This past fall semester has been quite hectic for me. I took on five classes, a board position at the school newspaper, and, more recently, a new job with Yale’s Collaborative Learning Center. On top of that, the Yale Epicurean put out another stellar issue, and the Epicurean recipes editor Lucas founded a culinary society, which I am now a part of. I also lifted with the club Powerlifting Team for the early part of the semester, though scheduling conflicts put an end to that and forced me to lift on my own. I’m hoping to be able to attend practices again in the spring.
Anyways, despite being overloaded and stressed for time, this semester has also been an reinvigorating one. I feel like I’ve gotten back the rigor I had during my junior year of high school where every second had a purpose—a slight overstatement but something I strive for. I also learned a lot, from what sub game perfect equilibrium is to how basic facial recognition works. I love learning new things and being productive, so this has been a great semester in that sense.
I’ve also figured out that I definitely want to get into the computer science field, though I feel like this is something I knew subconsciously for quite some time.
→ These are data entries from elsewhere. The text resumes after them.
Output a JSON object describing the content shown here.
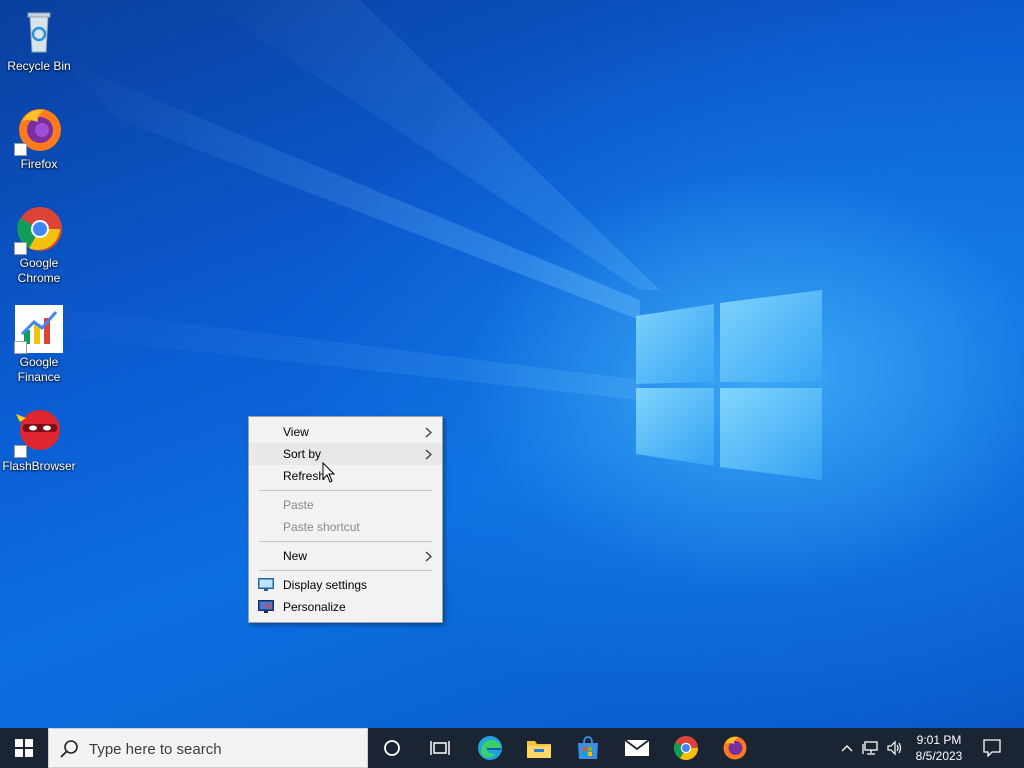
{
  "desktop": {
    "icons": [
      {
        "label": "Recycle Bin",
        "icon": "recycle-bin-icon"
      },
      {
        "label": "Firefox",
        "icon": "firefox-icon"
      },
      {
        "label": "Google Chrome",
        "icon": "chrome-icon"
      },
      {
        "label": "Google Finance",
        "icon": "google-finance-icon"
      },
      {
        "label": "FlashBrowser",
        "icon": "flashbrowser-icon"
      }
    ]
  },
  "context_menu": {
    "items": [
      {
        "label": "View",
        "submenu": true
      },
      {
        "label": "Sort by",
        "submenu": true,
        "highlighted": true
      },
      {
        "label": "Refresh"
      },
      {
        "label": "Paste",
        "disabled": true
      },
      {
        "label": "Paste shortcut",
        "disabled": true
      },
      {
        "label": "New",
        "submenu": true
      },
      {
        "label": "Display settings",
        "icon": "display-settings-icon"
      },
      {
        "label": "Personalize",
        "icon": "personalize-icon"
      }
    ]
  },
  "taskbar": {
    "search_placeholder": "Type here to search",
    "pinned": [
      "cortana-icon",
      "task-view-icon",
      "edge-icon",
      "file-explorer-icon",
      "microsoft-store-icon",
      "mail-icon",
      "chrome-icon",
      "firefox-icon"
    ],
    "tray": [
      "show-hidden-icons-chevron",
      "network-icon",
      "volume-icon"
    ],
    "clock_time": "9:01 PM",
    "clock_date": "8/5/2023"
  },
  "colors": {
    "taskbar_bg": "#1a2433",
    "menu_bg": "#f2f2f2",
    "menu_highlight": "#e8e8e8",
    "desktop_blue": "#0b5ad0"
  }
}
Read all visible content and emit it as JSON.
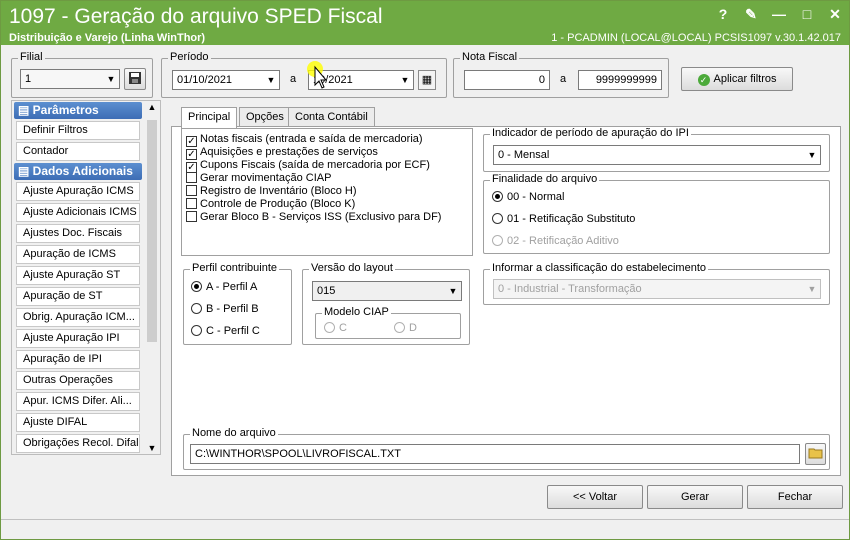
{
  "window": {
    "title": "1097 - Geração do arquivo SPED Fiscal",
    "subtitle": "Distribuição e Varejo (Linha WinThor)",
    "sysinfo": "1 - PCADMIN (LOCAL@LOCAL)   PCSIS1097   v.30.1.42.017",
    "help": "?",
    "minimize": "—",
    "restore": "□",
    "close": "✕"
  },
  "filial": {
    "label": "Filial",
    "value": "1"
  },
  "periodo": {
    "label": "Período",
    "from": "01/10/2021",
    "sep": "a",
    "to": "10/2021"
  },
  "nota_fiscal": {
    "label": "Nota Fiscal",
    "from": "0",
    "sep": "a",
    "to": "9999999999"
  },
  "apply_button": "Aplicar filtros",
  "sidebar": {
    "section1": "Parâmetros",
    "items1": [
      "Definir Filtros",
      "Contador"
    ],
    "section2": "Dados Adicionais",
    "items2": [
      "Ajuste Apuração ICMS",
      "Ajuste Adicionais ICMS",
      "Ajustes Doc. Fiscais",
      "Apuração de ICMS",
      "Ajuste Apuração ST",
      "Apuração de ST",
      "Obrig. Apuração ICM...",
      "Ajuste Apuração IPI",
      "Apuração de IPI",
      "Outras Operações",
      "Apur. ICMS Difer. Ali...",
      "Ajuste DIFAL",
      "Obrigações Recol. Difal"
    ]
  },
  "tabs": [
    "Principal",
    "Opções",
    "Conta Contábil"
  ],
  "checks": [
    {
      "label": "Notas fiscais (entrada e saída de mercadoria)",
      "checked": true
    },
    {
      "label": "Aquisições e prestações de serviços",
      "checked": true
    },
    {
      "label": "Cupons Fiscais (saída de mercadoria por ECF)",
      "checked": true
    },
    {
      "label": "Gerar movimentação CIAP",
      "checked": false
    },
    {
      "label": "Registro de Inventário (Bloco H)",
      "checked": false
    },
    {
      "label": "Controle de Produção (Bloco K)",
      "checked": false
    },
    {
      "label": "Gerar Bloco B - Serviços ISS (Exclusivo para DF)",
      "checked": false
    }
  ],
  "ipi": {
    "label": "Indicador de período de apuração do IPI",
    "value": "0 - Mensal"
  },
  "finalidade": {
    "label": "Finalidade do arquivo",
    "options": [
      "00 - Normal",
      "01 - Retificação Substituto",
      "02 - Retificação Aditivo"
    ]
  },
  "perfil": {
    "label": "Perfil contribuinte",
    "options": [
      "A - Perfil A",
      "B - Perfil B",
      "C - Perfil C"
    ]
  },
  "layout": {
    "label": "Versão do layout",
    "value": "015",
    "ciap_label": "Modelo CIAP",
    "ciap_c": "C",
    "ciap_d": "D"
  },
  "classificacao": {
    "label": "Informar a classificação do estabelecimento",
    "value": "0 - Industrial - Transformação"
  },
  "arquivo": {
    "label": "Nome do arquivo",
    "value": "C:\\WINTHOR\\SPOOL\\LIVROFISCAL.TXT"
  },
  "footer": {
    "back": "<< Voltar",
    "generate": "Gerar",
    "close": "Fechar"
  }
}
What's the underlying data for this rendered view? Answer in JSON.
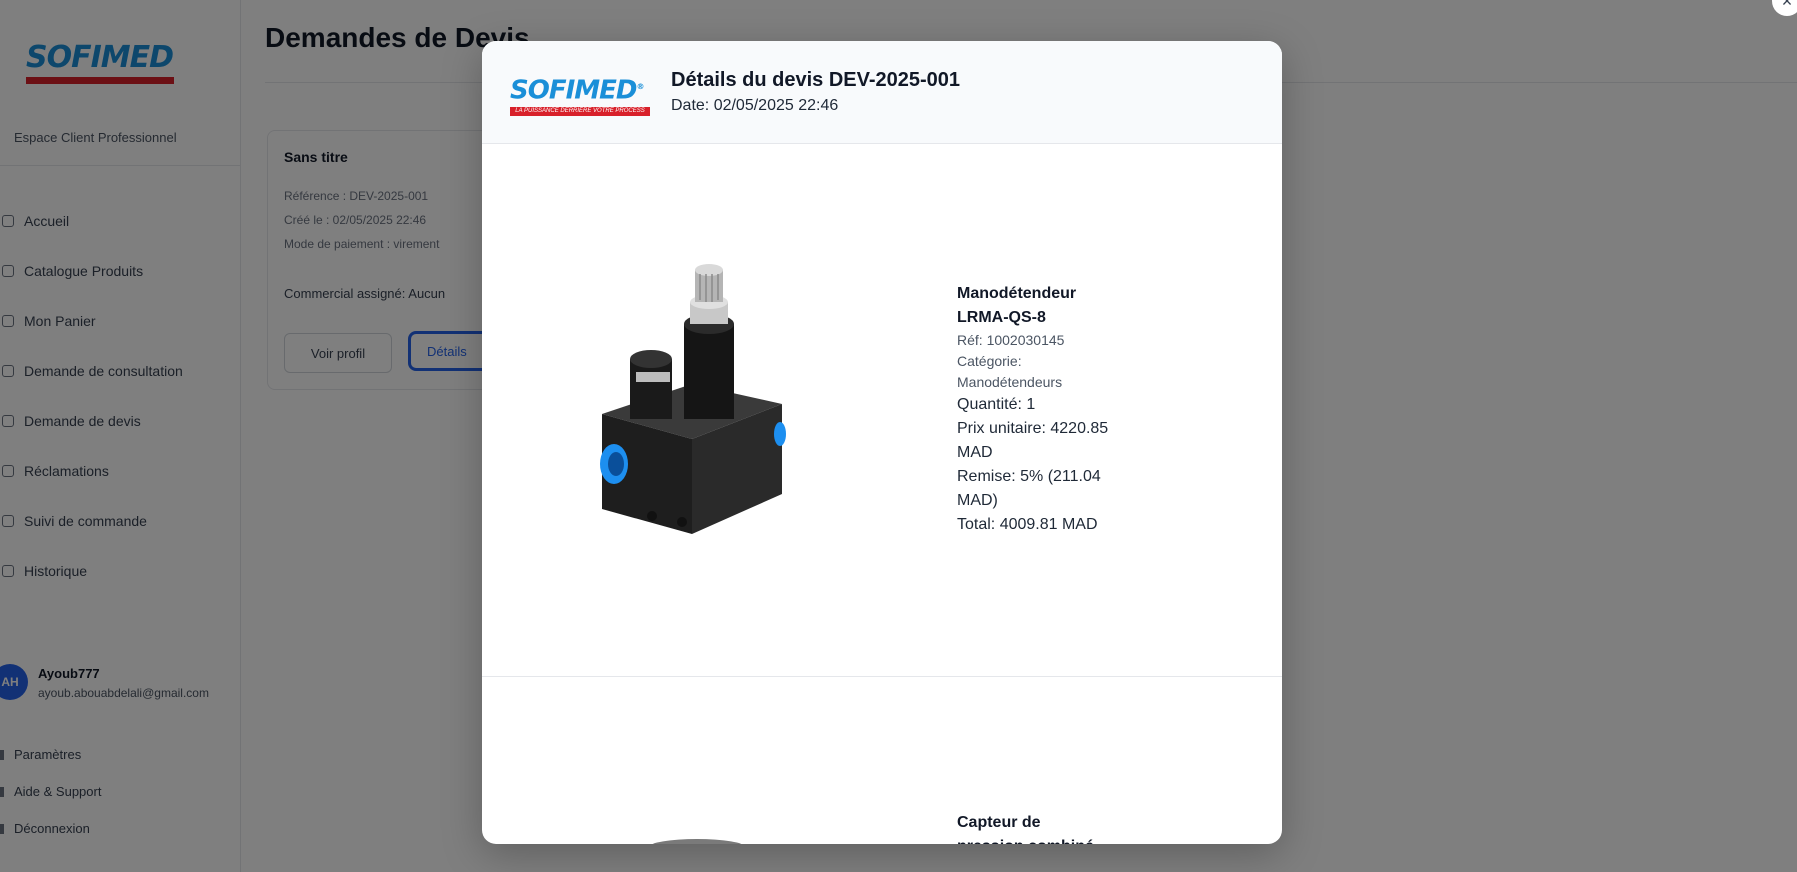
{
  "sidebar": {
    "logo_text": "SOFIMED",
    "subtitle": "Espace Client Professionnel",
    "nav_items": [
      {
        "label": "Accueil"
      },
      {
        "label": "Catalogue Produits"
      },
      {
        "label": "Mon Panier"
      },
      {
        "label": "Demande de consultation"
      },
      {
        "label": "Demande de devis"
      },
      {
        "label": "Réclamations"
      },
      {
        "label": "Suivi de commande"
      },
      {
        "label": "Historique"
      }
    ],
    "user": {
      "initials": "AH",
      "name": "Ayoub777",
      "email": "ayoub.abouabdelali@gmail.com"
    },
    "bottom_links": [
      {
        "label": "Paramètres"
      },
      {
        "label": "Aide & Support"
      },
      {
        "label": "Déconnexion"
      }
    ]
  },
  "main": {
    "title": "Demandes de Devis",
    "card": {
      "title": "Sans titre",
      "reference": "Référence : DEV-2025-001",
      "created": "Créé le : 02/05/2025 22:46",
      "payment": "Mode de paiement : virement",
      "commercial": "Commercial assigné: Aucun",
      "view_profile_label": "Voir profil",
      "details_label": "Détails"
    }
  },
  "modal": {
    "logo_text": "SOFIMED",
    "logo_reg": "®",
    "logo_tagline": "LA PUISSANCE DERRIÈRE VOTRE PROCESS",
    "title": "Détails du devis DEV-2025-001",
    "date": "Date: 02/05/2025 22:46",
    "items": [
      {
        "name_line1": "Manodétendeur",
        "name_line2": "LRMA-QS-8",
        "ref": "Réf: 1002030145",
        "category_label": "Catégorie:",
        "category": "Manodétendeurs",
        "quantity": "Quantité: 1",
        "unit_price_line1": "Prix unitaire: 4220.85",
        "unit_price_line2": "MAD",
        "discount_line1": "Remise: 5% (211.04",
        "discount_line2": "MAD)",
        "total": "Total: 4009.81 MAD"
      },
      {
        "name_line1": "Capteur de",
        "name_line2": "pression combiné"
      }
    ]
  },
  "icons": {
    "close": "×"
  },
  "colors": {
    "brand_blue": "#1a8fd8",
    "brand_red": "#d8202a",
    "primary": "#2563eb"
  }
}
The only question now is whether I double major with CS and Economics, just major in CS, major in the CS & Math joint major, or major in the Electrical Engineering & CS joint major. Regardless, I’ve gotten enough requirements out of the way so that I can do any of the above by taking only four classes a semester from here on out, which will give me more time to pursue side projects and learn more applicable computer science knowledge, since Yale’s CS curriculum is concept-heavy.
But enough about my life, after all, this is a food blog, and you’re all probably hungry for some food pictures. Continue Reading →
So I just got back from Paris after finishing my 5-week course there, and I’m excited to be back. I’ll definitely miss a lot of aspects of Parisian life, but I also missed being in the U.S.
Even though French eating habits are currently evolving, the French eat differently than we do. Many of these French eating habits play a role in keeping their obesity rates lower than those in the U.S. For example, the French seem to dedicate time solely to eating, and they rarely eat outside of these times. They have a set breakfast, lunch, and dinner—breakfast usually being the smallest—and set aside time to sit at a table and enjoy the degustation of food. Most French people are not frequent snackers, and snacking remains a largely American habit. Oftentimes, dinners with my host mom would last up to two hours not because of the amount of food we ate but because of the conversation and slow-paced eating that occurred at the table.
Furthermore, the French seem to eat small amounts of food but with greater variety. Dinners with my host mom always consisted of an entrée, main plate, and cheese. She would also offer fruits as dessert. Throughout the course of dinner, I was able to taste a variety of textures and flavors and almost always left satisfied in terms of taste. I would never, however, leave the dinner table feeling “full.” Emotional satisfaction of eating without the copious amounts of calories likely plays a role in lowering average calorie consumption in France.
Ironically, the French diet consists heavily of fats and simple carbohydrates. My housemate and friend Bernardo often relied on a simple baguette and cheese for lunch, two French specialties. Baguettes always served as a vehicle or side accompaniment at dinner—though I myself did not divulge in this habit.
Parisians also have a habit of smoking. While in the U.S., smoking has diminished, Parisians believe smoking to be a la mode, or in fashion. Consequently, not a day went by without inadvertently inhaling second-hand smoke. Though smoking is inarguably detrimental to one’s health, and I do not at all recommend smoking, smoking does carry the side-effect of reducing appetite. That, coupled with a more active lifestyle attributed to biking and small portion sizes, the Parisians seem to stay slim.